warranted only if "it appears beyond a doubt that the plaintiff can prove
no set of facts in support of his claim which would
entitle him to relief," Conley v. Gibson, 355 U.S. 41,
45-46 (1957). The "suit should not be dismissed if it is possible to
hypothesize facts, consistent with the complaint, that would make out a
claim." Graehling v. Village of Lombard, III., 58 F.3d 295, 297
(7th Cir. 1995).
The facts, for the purposes of this motion, are taken as true from
Weyent's Amended Complaint. The facts, for the purposes of this motion,
are as follows. Vertical Networks is a California corporation with its
principal place of business in California. At all times relevant to this
action, Fraser was the President and Chief Executive Officer of Vertical

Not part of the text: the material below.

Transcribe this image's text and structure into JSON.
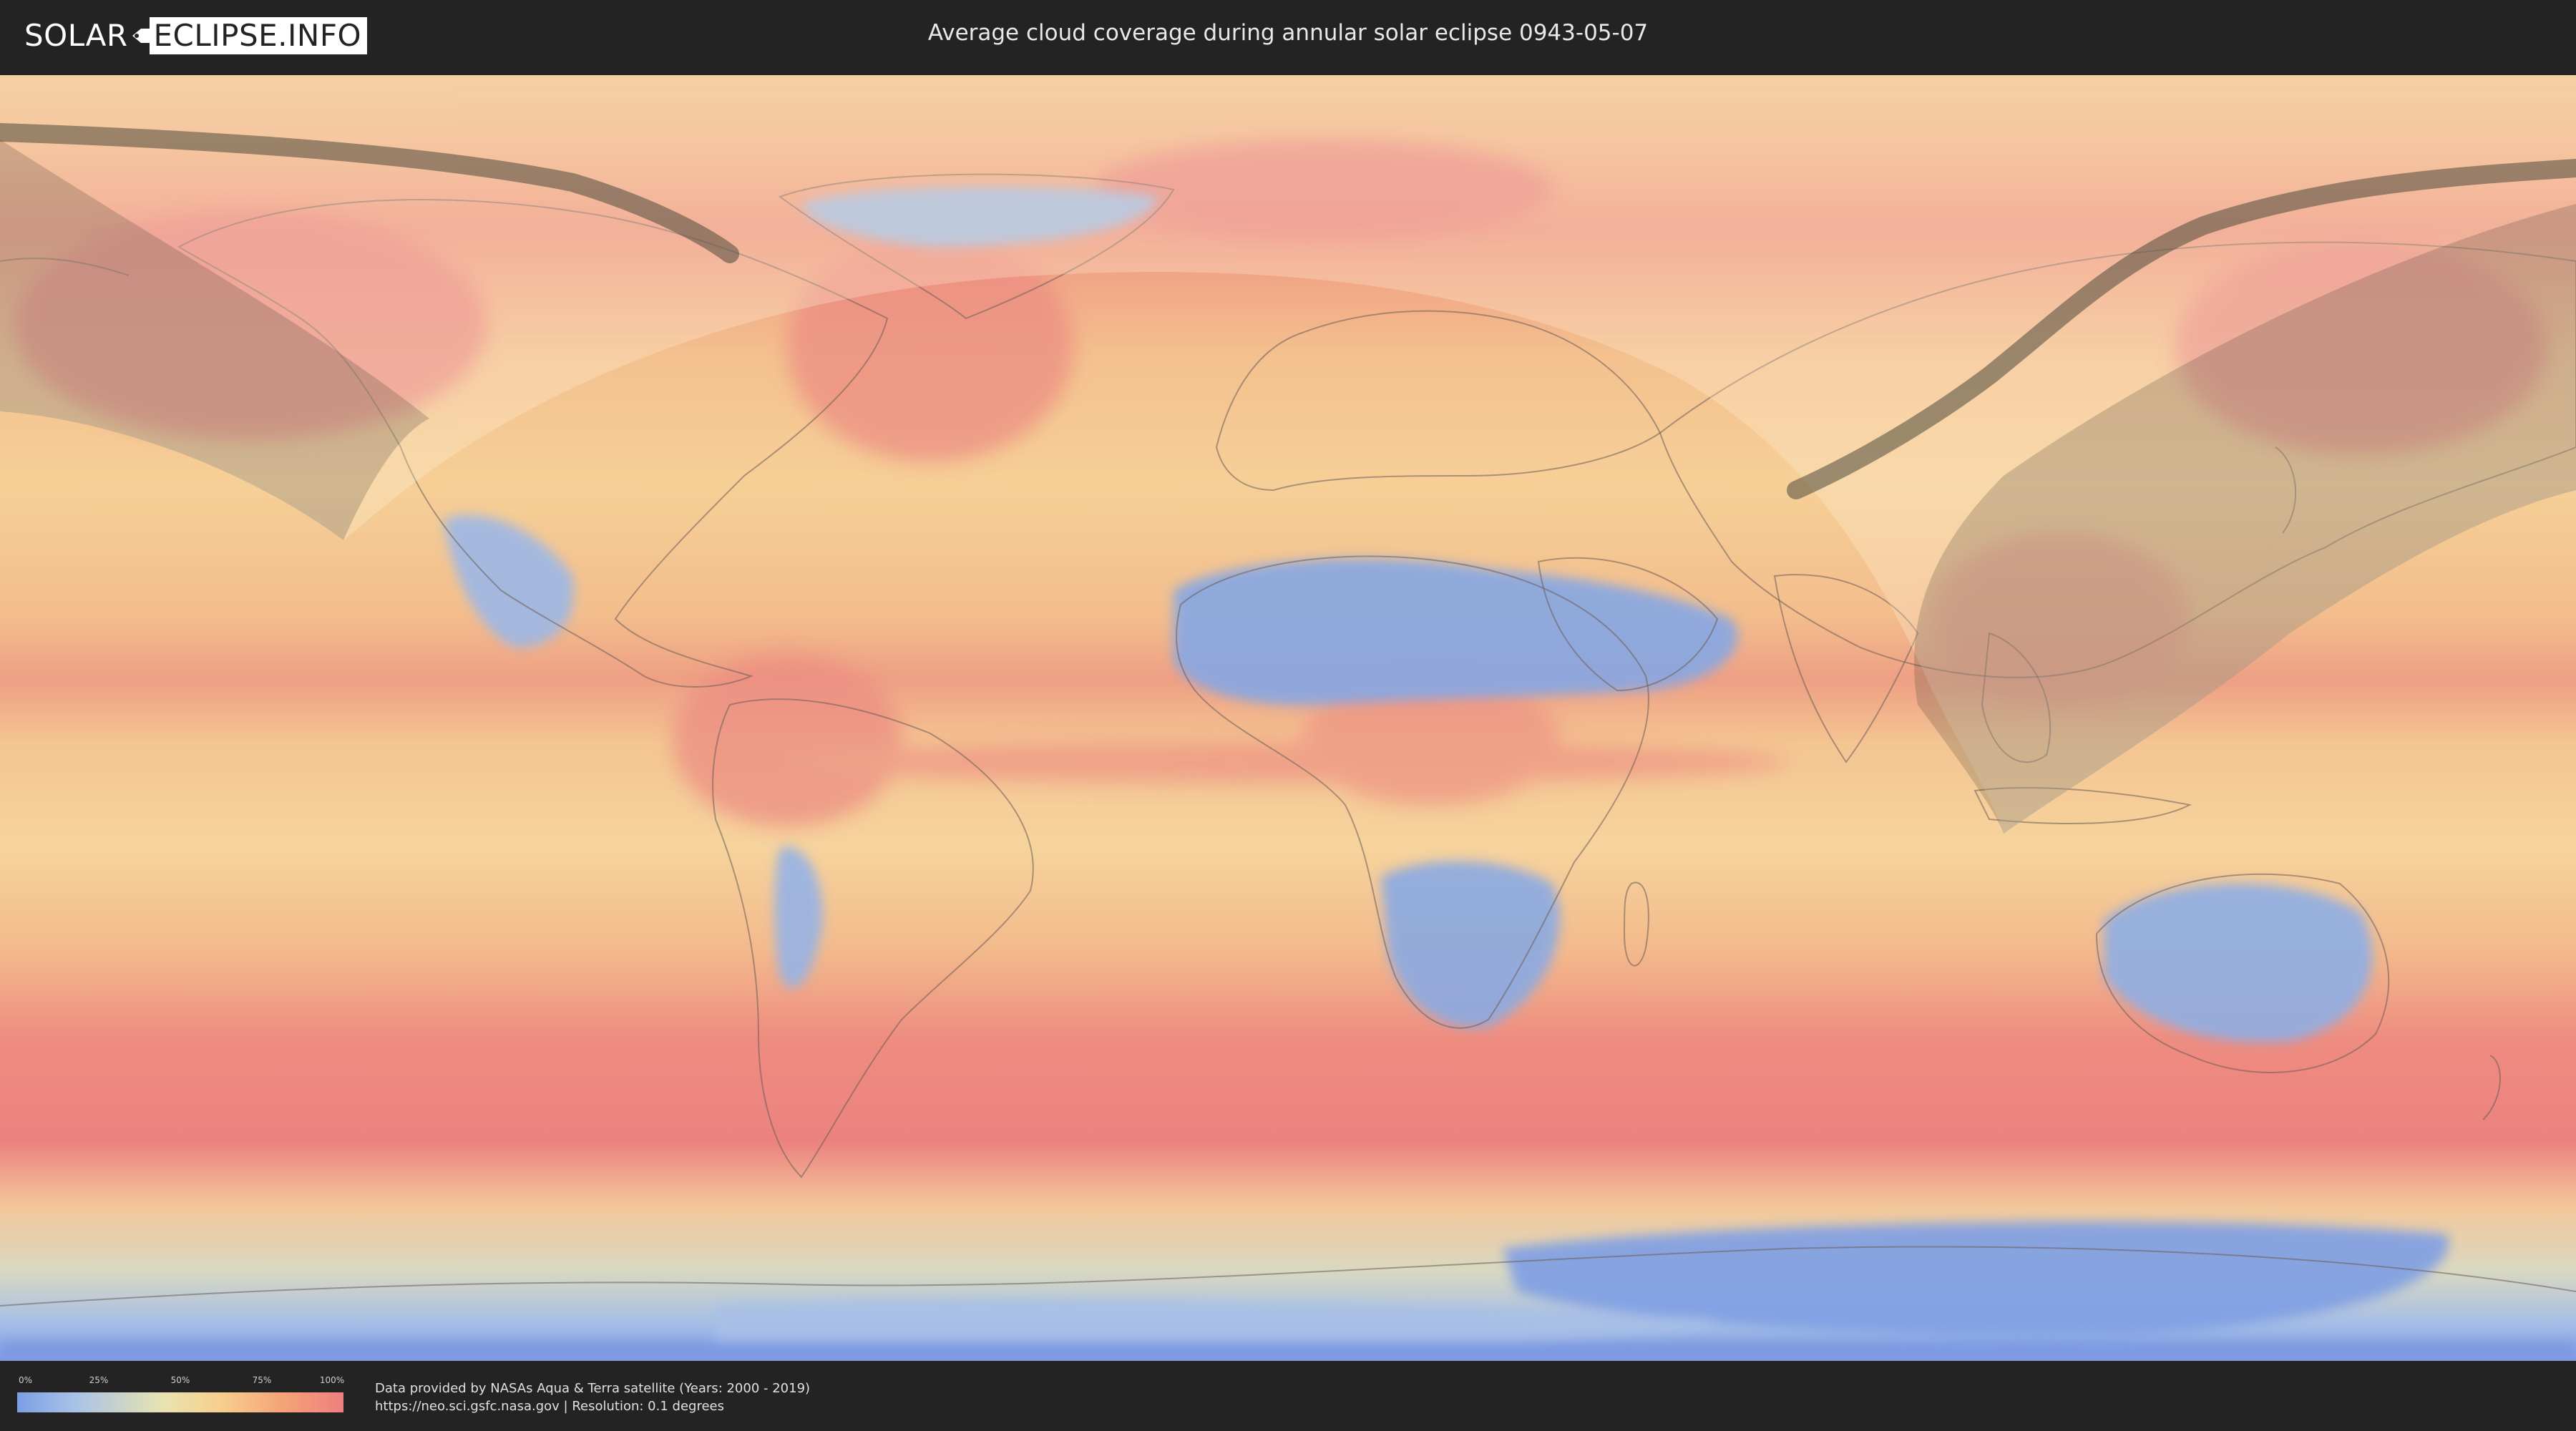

From March 1, 1999, until December 31, 2002, Weyent was employed by
Vertical Networks as a Regional Enterprise Manager. Weyent and Vertical

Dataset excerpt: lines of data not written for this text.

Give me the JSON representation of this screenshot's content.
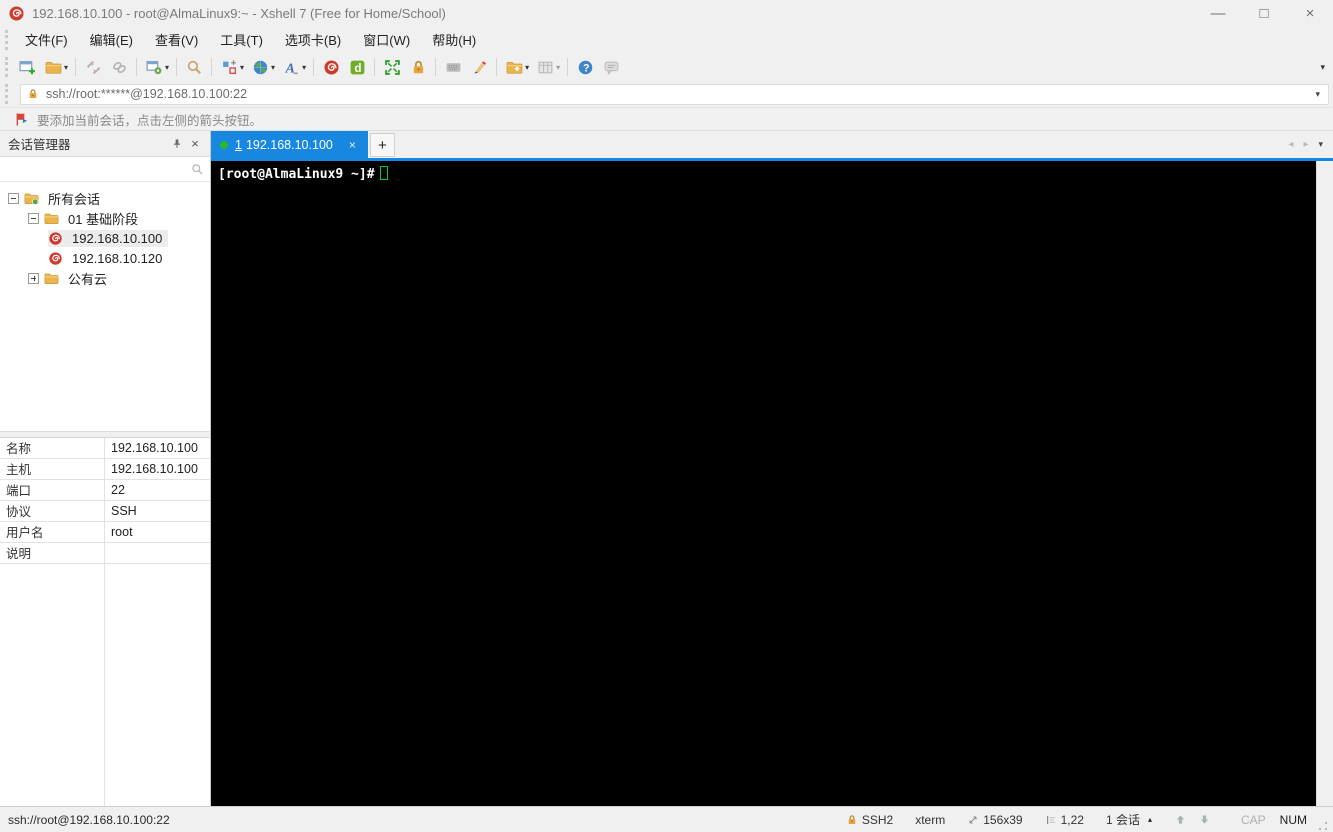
{
  "colors": {
    "accent_blue": "#1787e0",
    "terminal_background": "#000000",
    "terminal_cursor_green": "#00cc33",
    "xshell_red": "#cf3a2e",
    "folder_tan": "#ecb54b",
    "connected_dot_green": "#2db52d"
  },
  "window": {
    "title": "192.168.10.100 - root@AlmaLinux9:~ - Xshell 7 (Free for Home/School)",
    "controls": {
      "minimize": "—",
      "maximize": "□",
      "close": "×"
    }
  },
  "menu_bar": {
    "items": [
      {
        "label": "文件(F)"
      },
      {
        "label": "编辑(E)"
      },
      {
        "label": "查看(V)"
      },
      {
        "label": "工具(T)"
      },
      {
        "label": "选项卡(B)"
      },
      {
        "label": "窗口(W)"
      },
      {
        "label": "帮助(H)"
      }
    ]
  },
  "toolbar": {
    "icons": [
      "new-session",
      "open-session",
      "disconnect",
      "reconnect",
      "session-properties",
      "find",
      "compose-layout",
      "encoding-globe",
      "font",
      "xshell",
      "xftp",
      "fullscreen",
      "lock-screen",
      "virtual-keyboard",
      "highlight-pen",
      "new-terminal-folder",
      "quick-command-grid",
      "help",
      "feedback-chat"
    ]
  },
  "address_bar": {
    "value": "ssh://root:******@192.168.10.100:22"
  },
  "notification_bar": {
    "text": "要添加当前会话，点击左侧的箭头按钮。"
  },
  "session_manager": {
    "title": "会话管理器",
    "search_placeholder": "",
    "tree": [
      {
        "label": "所有会话",
        "level": 0,
        "expanded": true,
        "type": "root-folder"
      },
      {
        "label": "01 基础阶段",
        "level": 1,
        "expanded": true,
        "type": "folder"
      },
      {
        "label": "192.168.10.100",
        "level": 2,
        "type": "session",
        "selected": true
      },
      {
        "label": "192.168.10.120",
        "level": 2,
        "type": "session",
        "selected": false
      },
      {
        "label": "公有云",
        "level": 1,
        "expanded": false,
        "type": "folder"
      }
    ],
    "properties": [
      {
        "label": "名称",
        "value": "192.168.10.100"
      },
      {
        "label": "主机",
        "value": "192.168.10.100"
      },
      {
        "label": "端口",
        "value": "22"
      },
      {
        "label": "协议",
        "value": "SSH"
      },
      {
        "label": "用户名",
        "value": "root"
      },
      {
        "label": "说明",
        "value": ""
      }
    ]
  },
  "tab_bar": {
    "active_tab": {
      "index": "1",
      "label": "192.168.10.100",
      "close": "×"
    },
    "new_tab": "+"
  },
  "terminal": {
    "prompt": "[root@AlmaLinux9 ~]#"
  },
  "status_bar": {
    "left": "ssh://root@192.168.10.100:22",
    "protocol": "SSH2",
    "term_type": "xterm",
    "size": "156x39",
    "cursor_pos": "1,22",
    "session_count": "1 会话",
    "cap": "CAP",
    "num": "NUM"
  }
}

Networks entered into and executed two employment contracts, which are at
issue in this action.
For each year of Weyent's employment, Vertical Networks prepared a
Sales Compensation Plan (the "Plan" or "Plans") for members of its sales

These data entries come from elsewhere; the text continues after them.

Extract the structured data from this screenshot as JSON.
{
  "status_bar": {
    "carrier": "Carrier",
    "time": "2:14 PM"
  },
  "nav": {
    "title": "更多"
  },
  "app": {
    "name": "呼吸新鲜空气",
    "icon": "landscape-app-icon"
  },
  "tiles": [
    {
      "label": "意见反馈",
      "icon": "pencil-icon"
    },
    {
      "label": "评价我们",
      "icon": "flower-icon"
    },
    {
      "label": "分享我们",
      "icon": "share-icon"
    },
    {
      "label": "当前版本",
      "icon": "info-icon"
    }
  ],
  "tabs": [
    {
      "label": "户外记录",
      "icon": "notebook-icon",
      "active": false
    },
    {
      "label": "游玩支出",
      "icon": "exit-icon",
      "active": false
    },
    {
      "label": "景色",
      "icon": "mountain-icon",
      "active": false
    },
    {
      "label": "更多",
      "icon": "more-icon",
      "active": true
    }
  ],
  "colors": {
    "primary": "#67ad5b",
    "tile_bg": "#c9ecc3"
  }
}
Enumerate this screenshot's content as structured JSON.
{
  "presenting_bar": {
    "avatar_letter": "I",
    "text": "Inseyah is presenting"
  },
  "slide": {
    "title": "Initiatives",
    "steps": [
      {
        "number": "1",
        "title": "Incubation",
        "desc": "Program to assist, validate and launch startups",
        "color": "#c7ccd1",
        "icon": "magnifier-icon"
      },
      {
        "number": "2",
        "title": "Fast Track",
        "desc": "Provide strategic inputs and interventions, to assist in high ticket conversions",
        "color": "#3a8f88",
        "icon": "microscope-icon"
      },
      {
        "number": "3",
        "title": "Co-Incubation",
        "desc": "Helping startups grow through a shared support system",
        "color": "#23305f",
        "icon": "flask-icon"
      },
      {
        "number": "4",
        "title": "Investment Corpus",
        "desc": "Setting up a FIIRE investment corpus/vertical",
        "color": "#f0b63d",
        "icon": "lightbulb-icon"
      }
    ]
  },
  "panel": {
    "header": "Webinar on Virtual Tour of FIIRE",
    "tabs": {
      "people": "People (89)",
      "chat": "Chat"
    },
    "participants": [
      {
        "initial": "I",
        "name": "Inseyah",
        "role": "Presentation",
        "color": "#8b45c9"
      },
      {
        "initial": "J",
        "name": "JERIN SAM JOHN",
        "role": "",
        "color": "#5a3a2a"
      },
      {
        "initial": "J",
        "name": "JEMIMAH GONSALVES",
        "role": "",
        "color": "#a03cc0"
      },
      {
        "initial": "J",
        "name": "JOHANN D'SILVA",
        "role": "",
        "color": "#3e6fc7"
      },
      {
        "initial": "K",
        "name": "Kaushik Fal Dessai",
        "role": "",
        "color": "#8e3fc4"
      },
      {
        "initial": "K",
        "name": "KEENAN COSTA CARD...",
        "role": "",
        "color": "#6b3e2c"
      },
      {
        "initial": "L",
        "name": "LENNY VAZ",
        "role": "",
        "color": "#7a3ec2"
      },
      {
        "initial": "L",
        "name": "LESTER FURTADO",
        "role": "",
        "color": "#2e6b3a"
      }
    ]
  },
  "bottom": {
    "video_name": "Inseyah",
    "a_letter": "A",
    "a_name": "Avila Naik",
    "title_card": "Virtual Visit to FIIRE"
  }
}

team. The Plans are a series of written documents that were formally
executed by a Vertical Networks representative and Weyent. The Plans
provided for a certain amount of additional compensation if Weyent
reached applicable revenue targets.
In 2001, Weyent secured a purchase order from an Illinois-based
company, Household Finance Corporation. Pursuant to the terms of the 2001
Plan, Weyent was eligible to receive increased compensation; but he was
not paid the full amount due under the 2001 Plan. In 2002, Weyent secured
another purchase order from Household Finance Corporation. Pursuant to
the terms of the 2002 Plan, Weyent was eligible to receive increased
compensation; but he was not paid the full amount due under the 2002
Vertical Networks seeks to dismiss Count III, IV, and V of Weyent's
Amended Complaint. Both Vertical Networks and Fraser seek to dismiss
Count VI of Weyent's Amended Complaint. Finally, Fraser seeks to dismiss
Count VII of Weyent's Amended Complaint.
Quantum Meruit and Unjust Enrichment Claims
Vertical Networks contends that Weyent is unable to state a claim for
Count III and IV, his quantum meruit and unjust enrichment
Claims. According to Vertical Networks, Illinois law prohibits parties
from bringing both a breach of contract claim and a quasi-contract claim,
such as a claim for unjust enrichment.
Under Illinois law, a party cannot "state a claim for unjust enrichment
when a contract governs the relationship between the parties." Lilly
v. Ford Motor Co., No. 00 C 7372, 2002 WL 84603, at *6 (N.D. Ill.
Jan. 22, 2002) (Lilly) (quoting First Commodity Traders,
Inc. v. Heinold Commodities, Inc., 766 F.2d 1007, 1011 (7th Cir.
1985)). In Lilly, however, both the contract claim and the
quasi-contract were allowed to be pled because a good faith ...